Voracious voraciousrefers to people who eat a lot, and then, as a metaphor, to people who engage in an activity with great gusto and enthusiasm. At several removes, it’s related to the verb devour, since both derive from Latin vorāre.

Veracious, in contrast, is a really rather rare word, meaning “truthful”, e.g. a veracious witness to great and grave events. So, a “veracious reader” would be a truthful one, though I doubt that is the claim people describing themselves as such are making. Like voracious, it too derives ultimately from Latin, from the word for “true”, vērus, which has given us words such as verify, verity, and the vera of Aloe vera.

Veracious is also used by mistake in phrases such as *veracious appetite instead of the correct voracious appetite.

Of course, veracious may be just a homophone typo for voracious. What I mean is that it is fatally easy to have two words in your mental lexicon that sound exactly the same, and to key one instead of the other, such as “two” for “too“. You know the difference, but when you type with only half a mind on what you’re doing, the wrong one takes over.

copyeditor-cartoon

In case you’re not convinced that the two words sound the same, here is the phonetic spelling of voracious /vəˈreɪʃəs/, and here it is for veracious: /vəˈreɪʃəs/. Identical. The villain of the piece is that tricksy little symbol /ə/, which occurs in the first and last syllables. It represents the “uh” sound known as a “schwa“, which is responsible for a huge number of spelling mistakes in English.

If you have enjoyed this blog, and find it useful, there’s an easy way for you to find out when I blog again. Just sign up (in the right-hand column) and you’ll receive an email to tell you. “Simples!”, as the meerkats say.
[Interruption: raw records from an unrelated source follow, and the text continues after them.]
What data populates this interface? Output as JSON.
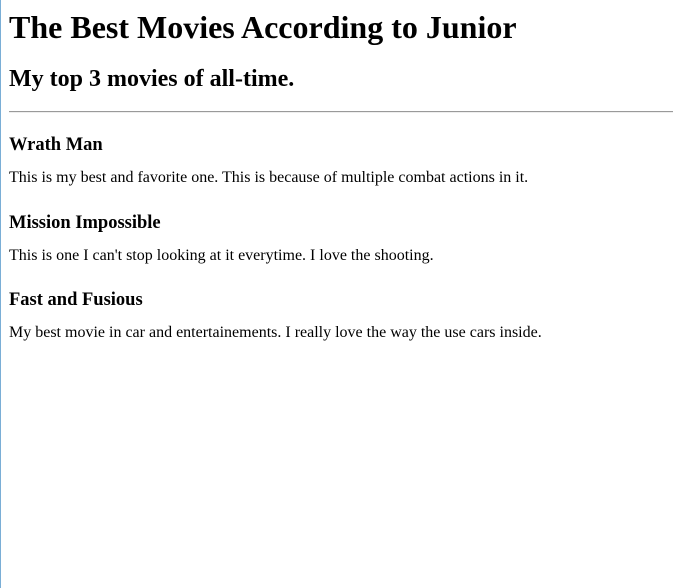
{
  "page": {
    "title": "The Best Movies According to Junior",
    "subtitle": "My top 3 movies of all-time."
  },
  "movies": [
    {
      "name": "Wrath Man",
      "description": "This is my best and favorite one. This is because of multiple combat actions in it."
    },
    {
      "name": "Mission Impossible",
      "description": "This is one I can't stop looking at it everytime. I love the shooting."
    },
    {
      "name": "Fast and Fusious",
      "description": "My best movie in car and entertainements. I really love the way the use cars inside."
    }
  ]
}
I shall be blogging regularly about issues of English usage, word histories, and writing tips.